What you have to do: All of the entries need to be set down exactly as they read.

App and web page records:
--------------------

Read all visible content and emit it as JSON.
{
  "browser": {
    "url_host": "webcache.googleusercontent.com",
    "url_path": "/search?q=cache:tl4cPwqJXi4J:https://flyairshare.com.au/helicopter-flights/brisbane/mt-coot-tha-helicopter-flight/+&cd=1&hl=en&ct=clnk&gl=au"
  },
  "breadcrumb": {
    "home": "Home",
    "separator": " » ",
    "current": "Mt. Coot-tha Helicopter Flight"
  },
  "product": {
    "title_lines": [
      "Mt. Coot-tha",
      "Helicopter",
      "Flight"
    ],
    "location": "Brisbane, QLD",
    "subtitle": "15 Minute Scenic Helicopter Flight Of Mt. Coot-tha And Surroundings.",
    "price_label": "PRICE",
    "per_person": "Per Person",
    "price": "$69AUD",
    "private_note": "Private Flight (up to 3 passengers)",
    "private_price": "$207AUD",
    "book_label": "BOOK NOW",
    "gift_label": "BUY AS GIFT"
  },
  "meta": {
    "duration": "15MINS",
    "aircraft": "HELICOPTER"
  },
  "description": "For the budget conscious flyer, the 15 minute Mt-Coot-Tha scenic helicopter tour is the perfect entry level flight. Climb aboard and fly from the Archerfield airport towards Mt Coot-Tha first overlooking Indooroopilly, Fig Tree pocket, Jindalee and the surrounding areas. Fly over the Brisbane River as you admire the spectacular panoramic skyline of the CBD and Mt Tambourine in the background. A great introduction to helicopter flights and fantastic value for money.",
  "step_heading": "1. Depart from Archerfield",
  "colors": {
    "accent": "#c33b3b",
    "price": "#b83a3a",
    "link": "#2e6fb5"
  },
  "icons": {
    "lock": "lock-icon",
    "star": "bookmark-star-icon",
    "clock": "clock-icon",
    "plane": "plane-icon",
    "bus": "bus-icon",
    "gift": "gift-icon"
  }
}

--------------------

Answer to the exercise:
Read all visible content and emit it as JSON.
{
  "browser": {
    "url_host": "webcache.googleusercontent.com",
    "url_path": "/search?q=cache:tl4cPwqJXi4J:https://flyairshare.com.au/helicopter-flights/brisbane/mt-coot-tha-helicopter-flight/+&cd=1&hl=en&ct=clnk&gl=au"
  },
  "breadcrumb": {
    "home": "Home",
    "separator": " » ",
    "current": "Mt. Coot-tha Helicopter Flight"
  },
  "product": {
    "title_lines": [
      "Mt. Coot-tha",
      "Helicopter",
      "Flight"
    ],
    "location": "Brisbane, QLD",
    "subtitle": "15 Minute Scenic Helicopter Flight Of Mt. Coot-tha And Surroundings.",
    "price_label": "PRICE",
    "per_person": "Per Person",
    "price": "$69AUD",
    "private_note": "Private Flight (up to 3 passengers)",
    "private_price": "$207AUD",
    "book_label": "BOOK NOW",
    "gift_label": "BUY AS GIFT"
  },
  "meta": {
    "duration": "15MINS",
    "aircraft": "HELICOPTER"
  },
  "description": "For the budget conscious flyer, the 15 minute Mt-Coot-Tha scenic helicopter tour is the perfect entry level flight. Climb aboard and fly from the Archerfield airport towards Mt Coot-Tha first overlooking Indooroopilly, Fig Tree pocket, Jindalee and the surrounding areas. Fly over the Brisbane River as you admire the spectacular panoramic skyline of the CBD and Mt Tambourine in the background. A great introduction to helicopter flights and fantastic value for money.",
  "step_heading": "1. Depart from Archerfield",
  "colors": {
    "accent": "#c33b3b",
    "price": "#b83a3a",
    "link": "#2e6fb5"
  },
  "icons": {
    "lock": "lock-icon",
    "star": "bookmark-star-icon",
    "clock": "clock-icon",
    "plane": "plane-icon",
    "bus": "bus-icon",
    "gift": "gift-icon"
  }
}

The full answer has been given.